> [Exercise inputs]:
.....

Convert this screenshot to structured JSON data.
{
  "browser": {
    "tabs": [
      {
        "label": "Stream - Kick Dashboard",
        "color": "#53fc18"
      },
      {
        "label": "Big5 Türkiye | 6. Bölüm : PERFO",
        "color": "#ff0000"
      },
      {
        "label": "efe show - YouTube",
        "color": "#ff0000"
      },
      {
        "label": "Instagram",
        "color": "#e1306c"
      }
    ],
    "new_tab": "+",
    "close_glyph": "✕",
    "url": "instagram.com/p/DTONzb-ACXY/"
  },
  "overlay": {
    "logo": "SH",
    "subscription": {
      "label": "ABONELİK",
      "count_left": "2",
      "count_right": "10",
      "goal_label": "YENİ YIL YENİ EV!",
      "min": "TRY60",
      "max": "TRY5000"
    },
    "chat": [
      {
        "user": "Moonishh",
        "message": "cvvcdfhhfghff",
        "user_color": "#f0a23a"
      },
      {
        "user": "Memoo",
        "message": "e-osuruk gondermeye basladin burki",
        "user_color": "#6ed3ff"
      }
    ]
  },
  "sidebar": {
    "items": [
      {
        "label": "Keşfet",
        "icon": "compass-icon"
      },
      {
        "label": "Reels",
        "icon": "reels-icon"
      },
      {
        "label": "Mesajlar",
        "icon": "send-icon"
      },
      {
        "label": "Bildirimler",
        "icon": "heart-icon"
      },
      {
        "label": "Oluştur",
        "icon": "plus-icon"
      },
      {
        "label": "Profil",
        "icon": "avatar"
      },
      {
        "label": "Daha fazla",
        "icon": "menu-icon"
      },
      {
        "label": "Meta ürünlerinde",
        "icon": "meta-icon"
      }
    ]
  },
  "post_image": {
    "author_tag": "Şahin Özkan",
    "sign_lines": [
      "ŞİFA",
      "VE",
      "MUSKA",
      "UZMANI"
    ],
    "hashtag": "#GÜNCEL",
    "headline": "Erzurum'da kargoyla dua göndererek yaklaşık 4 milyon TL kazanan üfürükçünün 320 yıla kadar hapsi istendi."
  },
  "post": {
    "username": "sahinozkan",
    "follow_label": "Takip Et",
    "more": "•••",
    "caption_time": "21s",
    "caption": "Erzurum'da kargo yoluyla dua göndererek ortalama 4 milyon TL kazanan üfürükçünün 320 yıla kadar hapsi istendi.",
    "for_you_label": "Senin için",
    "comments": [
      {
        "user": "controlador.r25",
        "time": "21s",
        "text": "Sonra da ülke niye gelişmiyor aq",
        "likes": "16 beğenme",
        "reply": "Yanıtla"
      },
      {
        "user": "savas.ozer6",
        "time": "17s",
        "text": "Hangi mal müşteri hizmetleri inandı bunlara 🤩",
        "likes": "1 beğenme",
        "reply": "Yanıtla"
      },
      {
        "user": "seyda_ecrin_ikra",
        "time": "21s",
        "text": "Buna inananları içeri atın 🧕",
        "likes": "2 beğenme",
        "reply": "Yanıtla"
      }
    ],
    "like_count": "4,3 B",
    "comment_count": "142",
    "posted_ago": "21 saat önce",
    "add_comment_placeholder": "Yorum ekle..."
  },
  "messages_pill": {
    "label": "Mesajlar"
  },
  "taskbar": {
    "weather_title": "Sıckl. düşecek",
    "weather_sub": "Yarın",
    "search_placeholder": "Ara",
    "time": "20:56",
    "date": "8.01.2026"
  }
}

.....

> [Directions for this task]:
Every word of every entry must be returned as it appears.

> [Result]:
Convert this screenshot to structured JSON data.
{
  "browser": {
    "tabs": [
      {
        "label": "Stream - Kick Dashboard",
        "color": "#53fc18"
      },
      {
        "label": "Big5 Türkiye | 6. Bölüm : PERFO",
        "color": "#ff0000"
      },
      {
        "label": "efe show - YouTube",
        "color": "#ff0000"
      },
      {
        "label": "Instagram",
        "color": "#e1306c"
      }
    ],
    "new_tab": "+",
    "close_glyph": "✕",
    "url": "instagram.com/p/DTONzb-ACXY/"
  },
  "overlay": {
    "logo": "SH",
    "subscription": {
      "label": "ABONELİK",
      "count_left": "2",
      "count_right": "10",
      "goal_label": "YENİ YIL YENİ EV!",
      "min": "TRY60",
      "max": "TRY5000"
    },
    "chat": [
      {
        "user": "Moonishh",
        "message": "cvvcdfhhfghff",
        "user_color": "#f0a23a"
      },
      {
        "user": "Memoo",
        "message": "e-osuruk gondermeye basladin burki",
        "user_color": "#6ed3ff"
      }
    ]
  },
  "sidebar": {
    "items": [
      {
        "label": "Keşfet",
        "icon": "compass-icon"
      },
      {
        "label": "Reels",
        "icon": "reels-icon"
      },
      {
        "label": "Mesajlar",
        "icon": "send-icon"
      },
      {
        "label": "Bildirimler",
        "icon": "heart-icon"
      },
      {
        "label": "Oluştur",
        "icon": "plus-icon"
      },
      {
        "label": "Profil",
        "icon": "avatar"
      },
      {
        "label": "Daha fazla",
        "icon": "menu-icon"
      },
      {
        "label": "Meta ürünlerinde",
        "icon": "meta-icon"
      }
    ]
  },
  "post_image": {
    "author_tag": "Şahin Özkan",
    "sign_lines": [
      "ŞİFA",
      "VE",
      "MUSKA",
      "UZMANI"
    ],
    "hashtag": "#GÜNCEL",
    "headline": "Erzurum'da kargoyla dua göndererek yaklaşık 4 milyon TL kazanan üfürükçünün 320 yıla kadar hapsi istendi."
  },
  "post": {
    "username": "sahinozkan",
    "follow_label": "Takip Et",
    "more": "•••",
    "caption_time": "21s",
    "caption": "Erzurum'da kargo yoluyla dua göndererek ortalama 4 milyon TL kazanan üfürükçünün 320 yıla kadar hapsi istendi.",
    "for_you_label": "Senin için",
    "comments": [
      {
        "user": "controlador.r25",
        "time": "21s",
        "text": "Sonra da ülke niye gelişmiyor aq",
        "likes": "16 beğenme",
        "reply": "Yanıtla"
      },
      {
        "user": "savas.ozer6",
        "time": "17s",
        "text": "Hangi mal müşteri hizmetleri inandı bunlara 🤩",
        "likes": "1 beğenme",
        "reply": "Yanıtla"
      },
      {
        "user": "seyda_ecrin_ikra",
        "time": "21s",
        "text": "Buna inananları içeri atın 🧕",
        "likes": "2 beğenme",
        "reply": "Yanıtla"
      }
    ],
    "like_count": "4,3 B",
    "comment_count": "142",
    "posted_ago": "21 saat önce",
    "add_comment_placeholder": "Yorum ekle..."
  },
  "messages_pill": {
    "label": "Mesajlar"
  },
  "taskbar": {
    "weather_title": "Sıckl. düşecek",
    "weather_sub": "Yarın",
    "search_placeholder": "Ara",
    "time": "20:56",
    "date": "8.01.2026"
  }
}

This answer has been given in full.